THE PROBLEM
Which lines of the data hold the word "size"? Copy all of them.

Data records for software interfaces
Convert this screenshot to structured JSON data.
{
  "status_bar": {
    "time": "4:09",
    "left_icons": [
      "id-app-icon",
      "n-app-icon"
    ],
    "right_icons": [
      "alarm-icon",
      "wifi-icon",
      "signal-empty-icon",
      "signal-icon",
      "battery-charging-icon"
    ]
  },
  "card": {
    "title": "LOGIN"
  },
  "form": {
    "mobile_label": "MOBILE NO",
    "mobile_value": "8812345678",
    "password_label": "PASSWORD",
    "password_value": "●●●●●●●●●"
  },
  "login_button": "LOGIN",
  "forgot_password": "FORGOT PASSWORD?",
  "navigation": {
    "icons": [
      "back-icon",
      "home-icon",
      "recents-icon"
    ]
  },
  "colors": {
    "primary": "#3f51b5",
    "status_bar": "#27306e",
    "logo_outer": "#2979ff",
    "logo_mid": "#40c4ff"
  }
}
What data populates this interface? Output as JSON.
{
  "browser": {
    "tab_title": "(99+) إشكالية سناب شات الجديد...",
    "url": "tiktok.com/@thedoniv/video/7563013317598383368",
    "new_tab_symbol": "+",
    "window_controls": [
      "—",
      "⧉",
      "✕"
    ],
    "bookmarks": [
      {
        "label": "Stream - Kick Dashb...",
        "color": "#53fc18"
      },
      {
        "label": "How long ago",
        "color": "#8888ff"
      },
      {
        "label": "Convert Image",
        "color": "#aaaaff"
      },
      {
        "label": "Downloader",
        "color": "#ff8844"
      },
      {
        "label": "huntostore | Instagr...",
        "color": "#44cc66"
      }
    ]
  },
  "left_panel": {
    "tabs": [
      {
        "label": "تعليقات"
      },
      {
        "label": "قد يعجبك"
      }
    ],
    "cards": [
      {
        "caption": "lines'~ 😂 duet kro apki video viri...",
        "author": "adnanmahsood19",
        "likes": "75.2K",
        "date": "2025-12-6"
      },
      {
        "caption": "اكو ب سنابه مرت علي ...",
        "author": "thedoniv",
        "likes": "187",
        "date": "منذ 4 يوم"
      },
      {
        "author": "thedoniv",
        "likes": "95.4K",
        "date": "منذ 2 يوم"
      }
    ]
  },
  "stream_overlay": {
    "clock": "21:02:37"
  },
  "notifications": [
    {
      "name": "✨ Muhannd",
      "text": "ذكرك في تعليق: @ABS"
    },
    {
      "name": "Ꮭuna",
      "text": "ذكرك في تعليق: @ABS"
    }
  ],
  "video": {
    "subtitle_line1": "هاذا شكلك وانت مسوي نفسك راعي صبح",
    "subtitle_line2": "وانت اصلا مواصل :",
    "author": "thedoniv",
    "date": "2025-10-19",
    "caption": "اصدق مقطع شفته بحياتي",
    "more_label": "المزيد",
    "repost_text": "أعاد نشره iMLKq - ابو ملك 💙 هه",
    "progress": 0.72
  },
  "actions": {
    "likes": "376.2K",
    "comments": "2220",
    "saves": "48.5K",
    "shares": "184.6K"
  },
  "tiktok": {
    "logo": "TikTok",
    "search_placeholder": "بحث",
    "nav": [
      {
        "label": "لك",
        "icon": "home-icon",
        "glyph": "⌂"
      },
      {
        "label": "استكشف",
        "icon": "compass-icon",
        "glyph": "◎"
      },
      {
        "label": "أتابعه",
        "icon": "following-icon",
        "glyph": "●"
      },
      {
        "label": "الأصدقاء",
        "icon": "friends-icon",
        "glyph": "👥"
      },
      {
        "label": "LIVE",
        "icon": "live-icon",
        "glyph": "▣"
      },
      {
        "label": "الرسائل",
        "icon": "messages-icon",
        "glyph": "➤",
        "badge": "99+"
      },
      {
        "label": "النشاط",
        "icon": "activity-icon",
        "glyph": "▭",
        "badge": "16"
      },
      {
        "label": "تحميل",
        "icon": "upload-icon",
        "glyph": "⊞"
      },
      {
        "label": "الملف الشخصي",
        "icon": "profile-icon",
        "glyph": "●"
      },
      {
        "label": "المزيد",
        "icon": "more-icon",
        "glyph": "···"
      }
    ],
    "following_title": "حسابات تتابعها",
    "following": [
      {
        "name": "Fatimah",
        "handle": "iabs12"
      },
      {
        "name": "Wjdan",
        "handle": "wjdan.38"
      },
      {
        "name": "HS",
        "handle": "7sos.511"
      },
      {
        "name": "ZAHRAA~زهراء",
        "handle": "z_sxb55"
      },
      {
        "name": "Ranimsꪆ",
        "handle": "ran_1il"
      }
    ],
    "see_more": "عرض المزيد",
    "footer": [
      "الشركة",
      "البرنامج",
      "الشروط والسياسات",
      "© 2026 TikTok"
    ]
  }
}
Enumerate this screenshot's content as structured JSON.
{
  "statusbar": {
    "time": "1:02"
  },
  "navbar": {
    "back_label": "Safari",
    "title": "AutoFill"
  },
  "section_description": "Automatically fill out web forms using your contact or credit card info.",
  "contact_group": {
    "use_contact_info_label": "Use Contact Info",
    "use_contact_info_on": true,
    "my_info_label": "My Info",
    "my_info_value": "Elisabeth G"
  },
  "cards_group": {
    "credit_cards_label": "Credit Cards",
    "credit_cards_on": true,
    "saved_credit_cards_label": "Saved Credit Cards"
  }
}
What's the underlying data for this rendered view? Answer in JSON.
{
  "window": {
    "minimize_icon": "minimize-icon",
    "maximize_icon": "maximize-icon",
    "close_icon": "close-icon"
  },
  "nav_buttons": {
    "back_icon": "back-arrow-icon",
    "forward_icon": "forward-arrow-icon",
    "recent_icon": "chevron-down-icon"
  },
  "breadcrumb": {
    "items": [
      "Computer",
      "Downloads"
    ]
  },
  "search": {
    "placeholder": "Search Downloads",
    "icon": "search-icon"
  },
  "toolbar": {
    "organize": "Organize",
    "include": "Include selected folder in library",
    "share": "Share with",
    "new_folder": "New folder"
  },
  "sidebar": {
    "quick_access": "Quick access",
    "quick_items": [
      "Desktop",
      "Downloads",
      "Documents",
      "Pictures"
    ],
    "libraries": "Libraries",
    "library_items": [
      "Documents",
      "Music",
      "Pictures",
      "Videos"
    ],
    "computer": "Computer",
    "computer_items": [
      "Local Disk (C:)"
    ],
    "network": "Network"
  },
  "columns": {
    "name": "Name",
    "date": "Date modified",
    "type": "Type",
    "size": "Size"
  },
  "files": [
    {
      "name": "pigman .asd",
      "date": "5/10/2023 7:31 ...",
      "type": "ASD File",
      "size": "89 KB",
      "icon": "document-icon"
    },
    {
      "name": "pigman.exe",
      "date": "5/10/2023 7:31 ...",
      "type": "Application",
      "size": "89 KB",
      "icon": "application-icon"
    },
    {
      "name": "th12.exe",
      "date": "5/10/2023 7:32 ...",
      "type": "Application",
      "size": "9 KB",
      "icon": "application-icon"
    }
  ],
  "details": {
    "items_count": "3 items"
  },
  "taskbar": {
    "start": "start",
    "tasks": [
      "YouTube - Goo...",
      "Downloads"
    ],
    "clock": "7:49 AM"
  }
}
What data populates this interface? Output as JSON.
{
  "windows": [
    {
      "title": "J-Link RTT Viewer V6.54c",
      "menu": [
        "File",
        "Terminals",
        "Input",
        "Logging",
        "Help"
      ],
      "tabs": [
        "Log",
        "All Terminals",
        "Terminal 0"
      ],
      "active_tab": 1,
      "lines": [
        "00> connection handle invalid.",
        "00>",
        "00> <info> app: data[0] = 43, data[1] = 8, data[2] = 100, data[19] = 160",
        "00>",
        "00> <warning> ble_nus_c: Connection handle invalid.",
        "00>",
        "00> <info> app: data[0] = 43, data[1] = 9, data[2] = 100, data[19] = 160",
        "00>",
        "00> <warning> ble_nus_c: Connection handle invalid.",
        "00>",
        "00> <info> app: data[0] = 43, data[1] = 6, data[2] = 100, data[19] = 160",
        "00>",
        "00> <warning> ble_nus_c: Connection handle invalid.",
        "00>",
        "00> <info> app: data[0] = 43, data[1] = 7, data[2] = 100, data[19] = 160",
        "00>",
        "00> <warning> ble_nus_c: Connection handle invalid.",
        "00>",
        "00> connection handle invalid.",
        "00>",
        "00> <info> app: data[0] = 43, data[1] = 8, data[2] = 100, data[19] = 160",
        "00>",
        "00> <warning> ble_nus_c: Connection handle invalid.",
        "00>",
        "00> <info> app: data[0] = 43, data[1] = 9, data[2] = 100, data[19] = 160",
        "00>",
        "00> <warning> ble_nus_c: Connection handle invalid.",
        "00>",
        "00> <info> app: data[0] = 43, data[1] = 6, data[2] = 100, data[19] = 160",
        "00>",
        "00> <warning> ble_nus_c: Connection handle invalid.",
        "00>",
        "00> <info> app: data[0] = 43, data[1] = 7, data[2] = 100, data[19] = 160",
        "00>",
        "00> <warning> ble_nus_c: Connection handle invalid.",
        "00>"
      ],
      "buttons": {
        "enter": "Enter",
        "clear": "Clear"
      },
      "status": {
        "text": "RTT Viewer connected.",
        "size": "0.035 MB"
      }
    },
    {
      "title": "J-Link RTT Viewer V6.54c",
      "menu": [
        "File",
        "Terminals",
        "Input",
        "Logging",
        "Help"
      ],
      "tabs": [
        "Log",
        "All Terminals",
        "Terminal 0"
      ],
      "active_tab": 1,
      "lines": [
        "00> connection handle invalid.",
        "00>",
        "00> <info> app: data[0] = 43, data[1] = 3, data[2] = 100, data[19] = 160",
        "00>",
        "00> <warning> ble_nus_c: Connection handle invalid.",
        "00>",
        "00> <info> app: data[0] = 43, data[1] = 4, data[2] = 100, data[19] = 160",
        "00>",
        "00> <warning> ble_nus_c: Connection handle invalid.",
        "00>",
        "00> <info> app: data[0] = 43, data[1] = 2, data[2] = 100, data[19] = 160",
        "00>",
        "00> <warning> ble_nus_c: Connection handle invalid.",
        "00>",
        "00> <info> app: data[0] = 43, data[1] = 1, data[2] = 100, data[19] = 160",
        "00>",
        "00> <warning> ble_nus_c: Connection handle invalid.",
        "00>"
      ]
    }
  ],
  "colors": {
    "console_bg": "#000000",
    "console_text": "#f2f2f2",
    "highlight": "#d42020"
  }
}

YOUR RESPONSE
    "size": "Size"
      "size": "89 KB",
      "size": "89 KB",
      "size": "9 KB",
        "size": "0.035 MB"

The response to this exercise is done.